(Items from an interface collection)
···
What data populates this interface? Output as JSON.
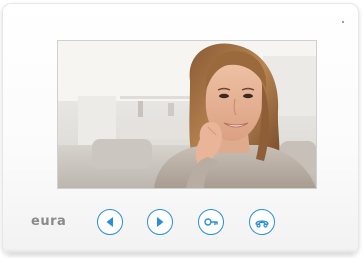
{
  "brand": {
    "logo_text": "eura"
  },
  "screen": {
    "content": "video-feed"
  },
  "controls": [
    {
      "icon": "previous-arrow-icon"
    },
    {
      "icon": "next-arrow-icon"
    },
    {
      "icon": "key-unlock-icon"
    },
    {
      "icon": "handset-icon"
    }
  ],
  "colors": {
    "accent": "#2a8fd8",
    "device_body": "#ffffff",
    "logo": "#8a8a8a"
  }
}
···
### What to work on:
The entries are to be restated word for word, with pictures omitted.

### Answer section:
What data populates this interface? Output as JSON.
{
  "brand": {
    "logo_text": "eura"
  },
  "screen": {
    "content": "video-feed"
  },
  "controls": [
    {
      "icon": "previous-arrow-icon"
    },
    {
      "icon": "next-arrow-icon"
    },
    {
      "icon": "key-unlock-icon"
    },
    {
      "icon": "handset-icon"
    }
  ],
  "colors": {
    "accent": "#2a8fd8",
    "device_body": "#ffffff",
    "logo": "#8a8a8a"
  }
}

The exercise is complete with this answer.